Question 43.
Give three essential features of a political party.
Three essential features of a political party are:
(1) A fairly large organised political association of people.
(2) Agreement on basic principles on ideology.
(3) Faith in peaceful and constitutional means.

Question 44.
Define Bi-party System.
Party system exists in a state where there are either only two nearly equal popular political parties or two main political parties. However, there are also present some union or less influential political parties. People have the freedom to form their political parties but in actual practice there are present only two major political parties in . the country.

Question 45.
Define Multiparty System.
Multiparty system means the presence of several equally influential political parties in the country. Several political parties are actively involved in the political process elections are contested by a large number of political parties.

Question 46.
Name some countries which have Multiparty System.
Some countries which have multiparty system are: India, Switzerland, Japan, Italy and France.

Question 47.
What are the six main functions of political parties?
The six main functions of political parties are:
(1) Formation of public opinion.
(2) Act as agencies of political education.
(3) Valuable agencies for recruitment of leaders.
(4) Formulation of Demands.
(5) Aggregation of public demands and taking these to the government.
(6) Formation of government or acting as opposition parties.

Question 48.
What is the merits of political parties?
The merits of political parties are:
(1) Essential democratic actors of politics.
(2) Political parties are a source of rational unit.
(3) Political parties in opposition keep the government under check.
(4) Political parties are vital links between the people and their government.
(5) Parties act an agencies for the formulation of public opinion.

Question 49.
What is the demerits of political parties?
The demerits in political parties are:
(1) Political parties are a source of divisions among the people.
(2) Political parties cannot reflect and clarify public opinion.
(3) Political parties are always dominated by rich people.
(4) Political parties are a source of disharmony and unhealthy opposition.
(5) Political parties are a source of dirty party politics and delays in law-making.
(6) Often give more importance to their interests over the national interests.

Question 50.
What is the role of political parties in a democracy?
Political parties are essential for every democratic state. These act as the basic actors in politics. These continuously participate in the political process. In particular, these always contest elections. When a political party or an alliance of some political parties gets a majority, it forms the government and other parties act as opposition parties.

CHSE Odisha Class 12 Political Science Unit 1 Democracy in India Short Answer Questions

Question 51.
What is the meaning of “No party No Democracy”?
Political parties are totally essential for the functioning of democracy.
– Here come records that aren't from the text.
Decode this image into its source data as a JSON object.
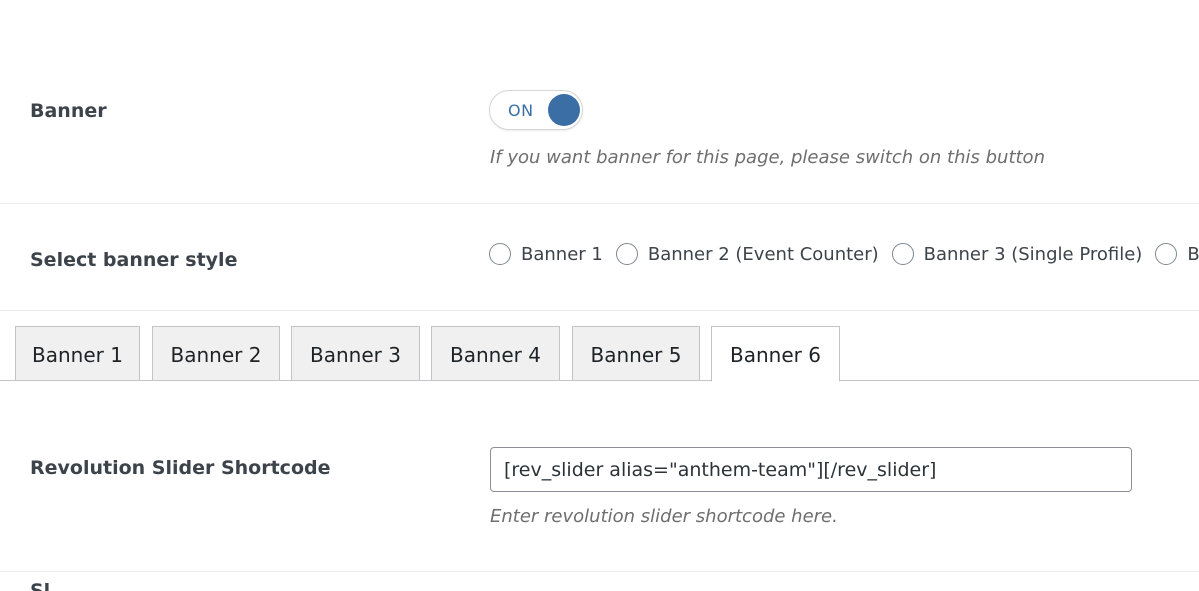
{
  "banner_row": {
    "label": "Banner",
    "toggle_text": "ON",
    "description": "If you want banner for this page, please switch on this button"
  },
  "style_row": {
    "label": "Select banner style",
    "options": [
      {
        "label": "Banner 1"
      },
      {
        "label": "Banner 2 (Event Counter)"
      },
      {
        "label": "Banner 3 (Single Profile)"
      },
      {
        "label": "Ban"
      }
    ]
  },
  "tabs": [
    {
      "label": "Banner 1"
    },
    {
      "label": "Banner 2"
    },
    {
      "label": "Banner 3"
    },
    {
      "label": "Banner 4"
    },
    {
      "label": "Banner 5"
    },
    {
      "label": "Banner 6"
    }
  ],
  "active_tab": "Banner 6",
  "shortcode_row": {
    "label": "Revolution Slider Shortcode",
    "value": "[rev_slider alias=\"anthem-team\"][/rev_slider]",
    "description": "Enter revolution slider shortcode here."
  },
  "next_row": {
    "label": "Sl"
  },
  "colors": {
    "accent": "#3a6ea5",
    "tab_bg": "#f0f0f1",
    "border": "#c3c4c7"
  }
}
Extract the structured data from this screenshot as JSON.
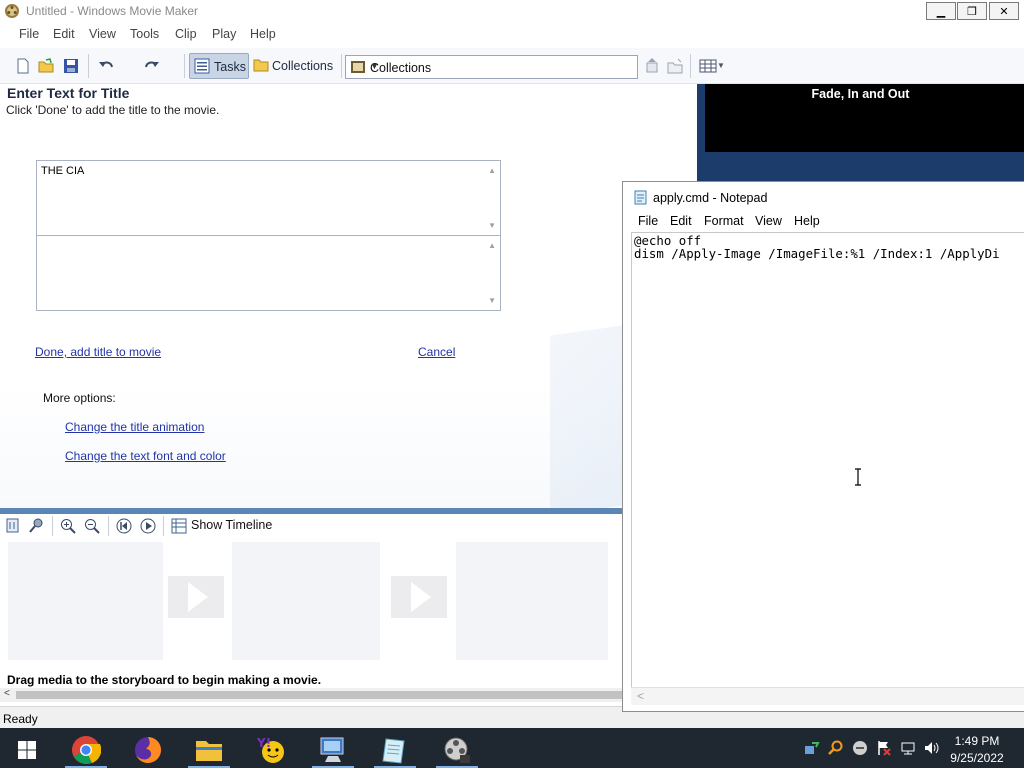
{
  "movie_maker": {
    "title": "Untitled - Windows Movie Maker",
    "menu": [
      "File",
      "Edit",
      "View",
      "Tools",
      "Clip",
      "Play",
      "Help"
    ],
    "toolbar": {
      "tasks_label": "Tasks",
      "collections_label": "Collections",
      "collections_combo": "Collections"
    },
    "task_pane": {
      "heading": "Enter Text for Title",
      "instruction": "Click 'Done' to add the title to the movie.",
      "title_text": "THE CIA",
      "subtitle_text": "",
      "done_link": "Done, add title to movie",
      "cancel_link": "Cancel",
      "more_options_label": "More options:",
      "change_animation_link": "Change the title animation",
      "change_font_link": "Change the text font and color"
    },
    "preview": {
      "effect_label": "Fade, In and Out"
    },
    "storyboard": {
      "show_timeline_label": "Show Timeline",
      "message": "Drag media to the storyboard to begin making a movie."
    },
    "status": "Ready"
  },
  "notepad": {
    "title": "apply.cmd - Notepad",
    "menu": [
      "File",
      "Edit",
      "Format",
      "View",
      "Help"
    ],
    "content": "@echo off\ndism /Apply-Image /ImageFile:%1 /Index:1 /ApplyDi"
  },
  "taskbar": {
    "apps": [
      "start-icon",
      "chrome-icon",
      "firefox-icon",
      "file-explorer-icon",
      "yahoo-messenger-icon",
      "computer-icon",
      "notepad-icon",
      "movie-maker-icon"
    ],
    "time": "1:49 PM",
    "date": "9/25/2022"
  },
  "colors": {
    "preview_bg": "#1c3c6c",
    "link": "#2134a8",
    "taskbar": "#1f2730"
  }
}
Without political parties elections cannot be held, government-making cannot be really done, there can be no real check in the exercise of government power, public opinion remains ambiguous and people do not get a real political party, no democratic government can really function. The absence of political parties means the presence of unreal democracy.

Leave a Comment